- _What you are asked to do_
Repeat the entries exactly but omit the pictures.

--- Source records Enclosed Below ---

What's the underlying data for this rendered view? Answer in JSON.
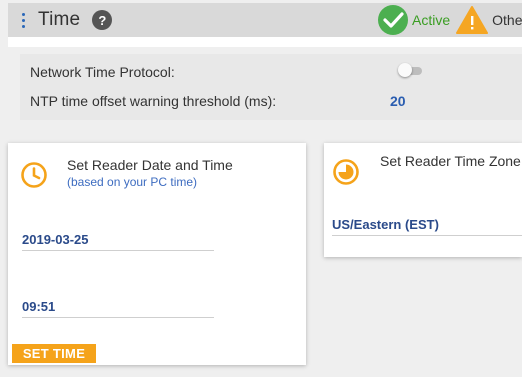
{
  "header": {
    "title": "Time",
    "help_icon": "question-icon",
    "help_symbol": "?",
    "status_active_label": "Active",
    "status_other_label": "Other",
    "active_color": "#4caf50",
    "warning_color": "#f5a623"
  },
  "ntp": {
    "protocol_label": "Network Time Protocol:",
    "protocol_enabled": false,
    "threshold_label": "NTP time offset warning threshold (ms):",
    "threshold_value": "20"
  },
  "date_card": {
    "title": "Set Reader Date and Time",
    "subtitle": "(based on your PC time)",
    "icon": "clock-icon",
    "date_value": "2019-03-25",
    "time_value": "09:51",
    "button_label": "SET TIME",
    "accent_color": "#f5a31a"
  },
  "tz_card": {
    "title": "Set Reader Time Zone",
    "icon": "timezone-icon",
    "timezone_value": "US/Eastern (EST)"
  }
}
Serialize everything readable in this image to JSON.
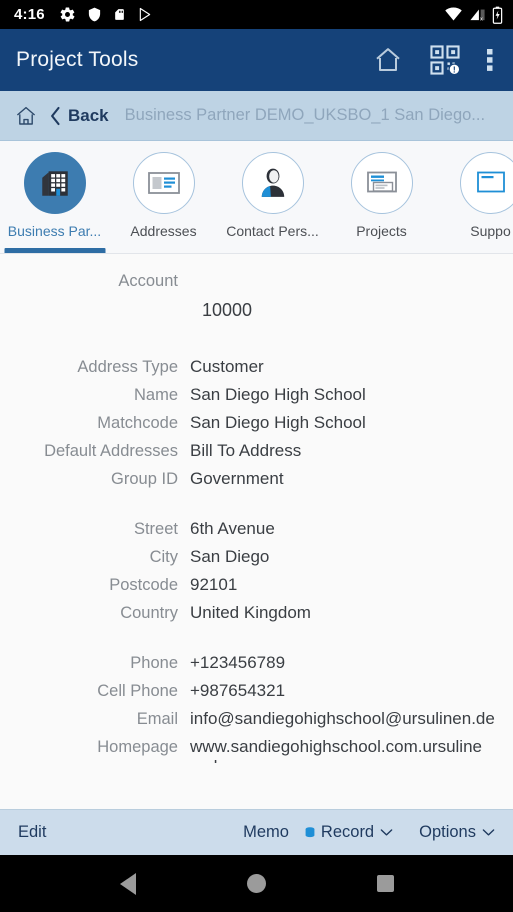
{
  "status_bar": {
    "time": "4:16",
    "left_icons": [
      "gear-icon",
      "shield-icon",
      "sd-card-icon",
      "play-store-icon"
    ],
    "right_icons": [
      "wifi-icon",
      "cellular-signal-off-icon",
      "battery-charging-icon"
    ]
  },
  "header": {
    "title": "Project Tools",
    "actions": [
      {
        "name": "home-icon"
      },
      {
        "name": "qr-scanner-icon"
      },
      {
        "name": "overflow-menu-icon"
      }
    ]
  },
  "breadcrumb": {
    "home_icon": "home-outline-icon",
    "back_label": "Back",
    "path": "Business Partner DEMO_UKSBO_1 San Diego..."
  },
  "tabs": [
    {
      "label": "Business Par...",
      "icon": "office-building-icon",
      "active": true
    },
    {
      "label": "Addresses",
      "icon": "address-card-icon",
      "active": false
    },
    {
      "label": "Contact Pers...",
      "icon": "person-icon",
      "active": false
    },
    {
      "label": "Projects",
      "icon": "window-list-icon",
      "active": false
    },
    {
      "label": "Suppo",
      "icon": "document-icon",
      "active": false
    }
  ],
  "form": {
    "account": {
      "label": "Account",
      "value": "10000"
    },
    "groups": [
      {
        "rows": [
          {
            "label": "Address Type",
            "value": "Customer"
          },
          {
            "label": "Name",
            "value": "San Diego High School"
          },
          {
            "label": "Matchcode",
            "value": "San Diego High School"
          },
          {
            "label": "Default Addresses",
            "value": "Bill To Address"
          },
          {
            "label": "Group ID",
            "value": "Government"
          }
        ]
      },
      {
        "rows": [
          {
            "label": "Street",
            "value": "6th Avenue"
          },
          {
            "label": "City",
            "value": "San Diego"
          },
          {
            "label": "Postcode",
            "value": "92101"
          },
          {
            "label": "Country",
            "value": "United Kingdom"
          }
        ]
      },
      {
        "rows": [
          {
            "label": "Phone",
            "value": "+123456789"
          },
          {
            "label": "Cell Phone",
            "value": "+987654321"
          },
          {
            "label": "Email",
            "value": "info@sandiegohighschool@ursulinen.de"
          },
          {
            "label": "Homepage",
            "value": "www.sandiegohighschool.com.ursuline nsd.x"
          }
        ]
      }
    ]
  },
  "bottom_bar": {
    "edit_label": "Edit",
    "memo_label": "Memo",
    "memo_badge_icon": "database-badge-icon",
    "record_label": "Record",
    "options_label": "Options"
  },
  "nav_bar": {
    "back": "back-triangle-icon",
    "home": "home-circle-icon",
    "recents": "recents-square-icon"
  },
  "colors": {
    "appbar": "#154279",
    "accent": "#3d7cb0",
    "breadcrumb_bg": "#bed3e4",
    "bottom_bg": "#ccdceb",
    "content_bg": "#fafafa"
  }
}
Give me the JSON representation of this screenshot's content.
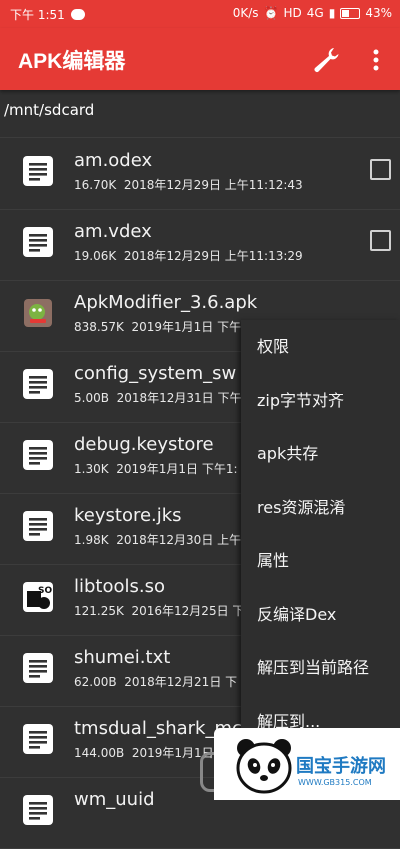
{
  "status_bar": {
    "time": "下午 1:51",
    "speed": "0K/s",
    "hd": "HD",
    "signal": "4G",
    "battery": "43%",
    "battery_level": 0.43
  },
  "app": {
    "title": "APK编辑器"
  },
  "toolbar": {
    "wrench_icon": "wrench-icon",
    "more_icon": "more-vert-icon"
  },
  "path": "/mnt/sdcard",
  "files": [
    {
      "name": "am.odex",
      "size": "16.70K",
      "date": "2018年12月29日 上午11:12:43",
      "icon": "doc-icon",
      "checkbox": true
    },
    {
      "name": "am.vdex",
      "size": "19.06K",
      "date": "2018年12月29日 上午11:13:29",
      "icon": "doc-icon",
      "checkbox": true
    },
    {
      "name": "ApkModifier_3.6.apk",
      "size": "838.57K",
      "date": "2019年1月1日 下午",
      "icon": "apk-icon",
      "checkbox": false
    },
    {
      "name": "config_system_sw",
      "size": "5.00B",
      "date": "2018年12月31日 下午",
      "icon": "doc-icon",
      "checkbox": false
    },
    {
      "name": "debug.keystore",
      "size": "1.30K",
      "date": "2019年1月1日 下午1:",
      "icon": "doc-icon",
      "checkbox": false
    },
    {
      "name": "keystore.jks",
      "size": "1.98K",
      "date": "2018年12月30日 上午",
      "icon": "doc-icon",
      "checkbox": false
    },
    {
      "name": "libtools.so",
      "size": "121.25K",
      "date": "2016年12月25日 下",
      "icon": "so-icon",
      "checkbox": false
    },
    {
      "name": "shumei.txt",
      "size": "62.00B",
      "date": "2018年12月21日 下",
      "icon": "doc-icon",
      "checkbox": false
    },
    {
      "name": "tmsdual_shark_mc",
      "size": "144.00B",
      "date": "2019年1月1日 下午",
      "icon": "doc-icon",
      "checkbox": false
    },
    {
      "name": "wm_uuid",
      "size": "",
      "date": "",
      "icon": "doc-icon",
      "checkbox": false
    }
  ],
  "context_menu": [
    "权限",
    "zip字节对齐",
    "apk共存",
    "res资源混淆",
    "属性",
    "反编译Dex",
    "解压到当前路径",
    "解压到..."
  ],
  "watermark": {
    "text": "国宝手游网",
    "url": "WWW.GB315.COM"
  }
}
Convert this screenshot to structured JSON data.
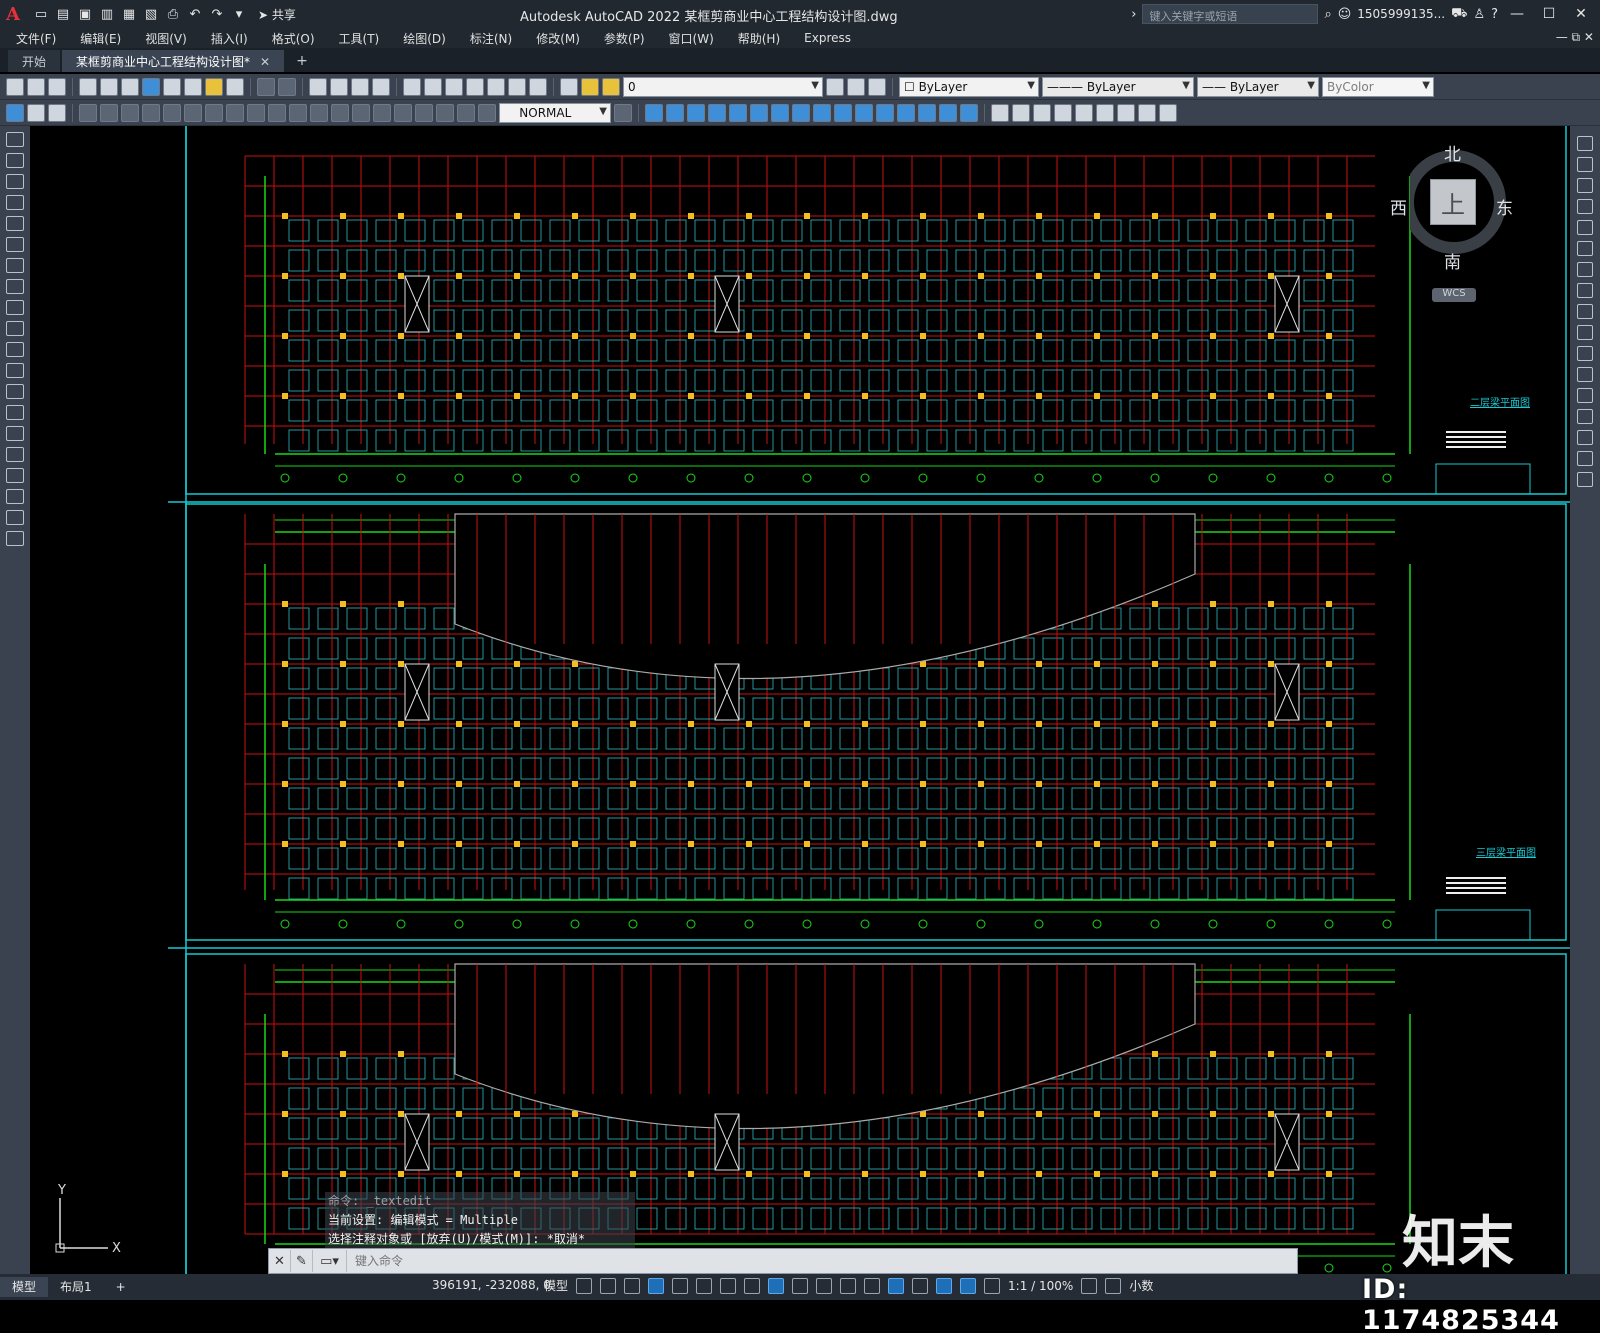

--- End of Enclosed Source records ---

- _Exercise answer_
What's the underlying data for this rendered view? Answer in JSON.
{
  "header": {
    "title": "Time",
    "help_icon": "question-icon",
    "help_symbol": "?",
    "status_active_label": "Active",
    "status_other_label": "Other",
    "active_color": "#4caf50",
    "warning_color": "#f5a623"
  },
  "ntp": {
    "protocol_label": "Network Time Protocol:",
    "protocol_enabled": false,
    "threshold_label": "NTP time offset warning threshold (ms):",
    "threshold_value": "20"
  },
  "date_card": {
    "title": "Set Reader Date and Time",
    "subtitle": "(based on your PC time)",
    "icon": "clock-icon",
    "date_value": "2019-03-25",
    "time_value": "09:51",
    "button_label": "SET TIME",
    "accent_color": "#f5a31a"
  },
  "tz_card": {
    "title": "Set Reader Time Zone",
    "icon": "timezone-icon",
    "timezone_value": "US/Eastern (EST)"
  }
}
Serialize everything readable in this image to JSON.
{
  "status_bar": {
    "time": "4:16",
    "left_icons": [
      "gear-icon",
      "shield-icon",
      "sd-card-icon",
      "play-store-icon"
    ],
    "right_icons": [
      "wifi-icon",
      "cellular-signal-off-icon",
      "battery-charging-icon"
    ]
  },
  "header": {
    "title": "Project Tools",
    "actions": [
      {
        "name": "home-icon"
      },
      {
        "name": "qr-scanner-icon"
      },
      {
        "name": "overflow-menu-icon"
      }
    ]
  },
  "breadcrumb": {
    "home_icon": "home-outline-icon",
    "back_label": "Back",
    "path": "Business Partner DEMO_UKSBO_1 San Diego..."
  },
  "tabs": [
    {
      "label": "Business Par...",
      "icon": "office-building-icon",
      "active": true
    },
    {
      "label": "Addresses",
      "icon": "address-card-icon",
      "active": false
    },
    {
      "label": "Contact Pers...",
      "icon": "person-icon",
      "active": false
    },
    {
      "label": "Projects",
      "icon": "window-list-icon",
      "active": false
    },
    {
      "label": "Suppo",
      "icon": "document-icon",
      "active": false
    }
  ],
  "form": {
    "account": {
      "label": "Account",
      "value": "10000"
    },
    "groups": [
      {
        "rows": [
          {
            "label": "Address Type",
            "value": "Customer"
          },
          {
            "label": "Name",
            "value": "San Diego High School"
          },
          {
            "label": "Matchcode",
            "value": "San Diego High School"
          },
          {
            "label": "Default Addresses",
            "value": "Bill To Address"
          },
          {
            "label": "Group ID",
            "value": "Government"
          }
        ]
      },
      {
        "rows": [
          {
            "label": "Street",
            "value": "6th Avenue"
          },
          {
            "label": "City",
            "value": "San Diego"
          },
          {
            "label": "Postcode",
            "value": "92101"
          },
          {
            "label": "Country",
            "value": "United Kingdom"
          }
        ]
      },
      {
        "rows": [
          {
            "label": "Phone",
            "value": "+123456789"
          },
          {
            "label": "Cell Phone",
            "value": "+987654321"
          },
          {
            "label": "Email",
            "value": "info@sandiegohighschool@ursulinen.de"
          },
          {
            "label": "Homepage",
            "value": "www.sandiegohighschool.com.ursuline nsd.x"
          }
        ]
      }
    ]
  },
  "bottom_bar": {
    "edit_label": "Edit",
    "memo_label": "Memo",
    "memo_badge_icon": "database-badge-icon",
    "record_label": "Record",
    "options_label": "Options"
  },
  "nav_bar": {
    "back": "back-triangle-icon",
    "home": "home-circle-icon",
    "recents": "recents-square-icon"
  },
  "colors": {
    "appbar": "#154279",
    "accent": "#3d7cb0",
    "breadcrumb_bg": "#bed3e4",
    "bottom_bg": "#ccdceb",
    "content_bg": "#fafafa"
  }
}
Give me the JSON representation of this screenshot's content.
{
  "status_bar": {
    "time": "下午 1:51",
    "speed": "0K/s",
    "hd": "HD",
    "signal": "4G",
    "battery": "43%",
    "battery_level": 0.43
  },
  "app": {
    "title": "APK编辑器"
  },
  "toolbar": {
    "wrench_icon": "wrench-icon",
    "more_icon": "more-vert-icon"
  },
  "path": "/mnt/sdcard",
  "files": [
    {
      "name": "am.odex",
      "size": "16.70K",
      "date": "2018年12月29日 上午11:12:43",
      "icon": "doc-icon",
      "checkbox": true
    },
    {
      "name": "am.vdex",
      "size": "19.06K",
      "date": "2018年12月29日 上午11:13:29",
      "icon": "doc-icon",
      "checkbox": true
    },
    {
      "name": "ApkModifier_3.6.apk",
      "size": "838.57K",
      "date": "2019年1月1日 下午",
      "icon": "apk-icon",
      "checkbox": false
    },
    {
      "name": "config_system_sw",
      "size": "5.00B",
      "date": "2018年12月31日 下午",
      "icon": "doc-icon",
      "checkbox": false
    },
    {
      "name": "debug.keystore",
      "size": "1.30K",
      "date": "2019年1月1日 下午1:",
      "icon": "doc-icon",
      "checkbox": false
    },
    {
      "name": "keystore.jks",
      "size": "1.98K",
      "date": "2018年12月30日 上午",
      "icon": "doc-icon",
      "checkbox": false
    },
    {
      "name": "libtools.so",
      "size": "121.25K",
      "date": "2016年12月25日 下",
      "icon": "so-icon",
      "checkbox": false
    },
    {
      "name": "shumei.txt",
      "size": "62.00B",
      "date": "2018年12月21日 下",
      "icon": "doc-icon",
      "checkbox": false
    },
    {
      "name": "tmsdual_shark_mc",
      "size": "144.00B",
      "date": "2019年1月1日 下午",
      "icon": "doc-icon",
      "checkbox": false
    },
    {
      "name": "wm_uuid",
      "size": "",
      "date": "",
      "icon": "doc-icon",
      "checkbox": false
    }
  ],
  "context_menu": [
    "权限",
    "zip字节对齐",
    "apk共存",
    "res资源混淆",
    "属性",
    "反编译Dex",
    "解压到当前路径",
    "解压到..."
  ],
  "watermark": {
    "text": "国宝手游网",
    "url": "WWW.GB315.COM"
  }
}
Convert this screenshot to structured JSON data.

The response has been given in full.